Dauvé also participated in the journal La Banquise, which he edited with Karl Nesic and others from 1983 to 1986. This sought to develop the new communist program suggested in Le Mouvement Communiste through a critical appraisal of post-1968 radical politics, including Situationist and autonomist experiments. It also developed the theory of society's real subsumption into capital. The editors describe their aims and influences in The Story of Our Origins at the Wayback Machine (archived October 28, 2009) (La Banquise, 2, 1983).

More recently, Dauvé, along with Nesic and others, has published the irregular journal Troploin, featuring articles on the collapse of both Leninist and Keynesian regimes of accumulation and the transition to "globalized" neoliberal expansion, the Middle Eastern conflicts, September 11, and the rhetoric and logic of the War on Terrorism. Many have been translated into English by Dauvé himself and are archived on the Troploin website.[citation needed]


In English[edit]

In French[edit]

  • Jean Barrot, Le Mouvement communiste, Champ Libre, 1972.
  • Jean Barrot, Communisme et question russe, La Tête de feuilles, 1972.
  • Jean Barrot, La Gauche communiste en Allemagne, 1918-1921, Payot, 1976.
  • Jean Barrot, Bilan, Contre-révolution en Espagne 1936-1939, Paris, U.G.E. 10/18, 1979.( téléchargeable cf. liens externes)
  • Collectif, Libertaires et « ultra-gauche » contre le négationnisme, préf. Gilles Perrault, ill. Tony Johannot, contributions de Pierre Rabcor, François-Georges Lavacquerie, Serge Quadruppani, Gilles Dauvé, en annexe : Les Ennemis de nos ennemis ne sont pas forcément nos amis (mai 1992), Paris, Réflex, 1996.
  • Gilles Dauvé, Banlieue molle, HB Éditions, 1997
  • Gilles Dauvé, Quand meurent les Insurrections, ADEL, 1999
  • Denis Authier, Gilles Dauvé, Ni parlement, ni syndicats: Les conseils ouvriers!, Les Nuits rouges, 2003
  • Gilles Dauvé, Karl Nesic, Au-delà de la démocratie, L'Harmattan, 2009

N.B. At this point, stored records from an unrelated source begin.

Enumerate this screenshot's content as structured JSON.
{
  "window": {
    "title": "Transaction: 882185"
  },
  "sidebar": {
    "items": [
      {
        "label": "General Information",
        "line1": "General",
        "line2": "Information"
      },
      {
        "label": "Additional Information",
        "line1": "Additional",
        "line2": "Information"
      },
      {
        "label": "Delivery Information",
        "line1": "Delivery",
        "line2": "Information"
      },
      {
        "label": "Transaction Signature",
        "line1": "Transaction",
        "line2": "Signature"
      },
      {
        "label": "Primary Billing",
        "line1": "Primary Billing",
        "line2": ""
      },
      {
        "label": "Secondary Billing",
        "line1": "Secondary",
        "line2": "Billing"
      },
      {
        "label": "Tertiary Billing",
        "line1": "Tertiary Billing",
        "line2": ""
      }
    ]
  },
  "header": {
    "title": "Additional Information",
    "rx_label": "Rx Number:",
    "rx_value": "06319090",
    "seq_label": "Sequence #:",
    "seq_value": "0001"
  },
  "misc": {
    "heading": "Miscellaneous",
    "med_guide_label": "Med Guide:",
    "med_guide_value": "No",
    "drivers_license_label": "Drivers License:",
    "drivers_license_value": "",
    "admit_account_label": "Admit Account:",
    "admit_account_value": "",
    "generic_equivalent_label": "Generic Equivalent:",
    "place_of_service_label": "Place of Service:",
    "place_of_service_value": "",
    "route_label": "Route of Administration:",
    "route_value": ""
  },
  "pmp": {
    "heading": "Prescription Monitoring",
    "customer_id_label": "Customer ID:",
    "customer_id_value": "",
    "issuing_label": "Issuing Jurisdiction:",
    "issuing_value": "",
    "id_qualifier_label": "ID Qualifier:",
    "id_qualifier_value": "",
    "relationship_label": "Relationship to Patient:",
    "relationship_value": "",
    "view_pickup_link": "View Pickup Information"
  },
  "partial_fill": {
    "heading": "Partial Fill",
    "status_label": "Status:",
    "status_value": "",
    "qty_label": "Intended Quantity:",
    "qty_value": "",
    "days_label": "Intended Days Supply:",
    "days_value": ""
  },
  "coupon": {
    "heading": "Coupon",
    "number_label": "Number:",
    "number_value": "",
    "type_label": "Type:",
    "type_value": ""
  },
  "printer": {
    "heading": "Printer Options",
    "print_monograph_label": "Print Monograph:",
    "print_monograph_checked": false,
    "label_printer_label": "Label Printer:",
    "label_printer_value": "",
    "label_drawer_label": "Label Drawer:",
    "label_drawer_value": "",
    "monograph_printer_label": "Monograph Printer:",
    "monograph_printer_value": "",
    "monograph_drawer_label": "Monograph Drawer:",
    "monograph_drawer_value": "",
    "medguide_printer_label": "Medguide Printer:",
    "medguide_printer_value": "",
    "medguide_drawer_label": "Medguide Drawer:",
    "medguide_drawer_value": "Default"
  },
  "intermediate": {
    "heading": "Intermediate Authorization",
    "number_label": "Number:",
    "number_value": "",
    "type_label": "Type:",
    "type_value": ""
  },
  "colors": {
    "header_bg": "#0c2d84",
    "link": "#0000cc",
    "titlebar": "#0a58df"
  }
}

See also[edit]


  1. ^ "PM Press Author: Gilles Dauvé". PM Press. Retrieved May 23, 2016.
  2. ^ "Re-collecting our past - La Banquise". The text surveys the Italian and German lefts, Socialisme Ou Barbarie and the Situationist International and describes the theoretical development of the French ultra-left.
  3. ^ "ECLIPSE & RE-EMERGENCE OF THE COMMUNIST MOVEMENT by Jean Barrot and Francois Martin". Archived from the original on 2011-09-13. Retrieved 2014-05-10.
  4. ^ "Eclipse and Re-Emergence of the Communist Movement".

External links[edit]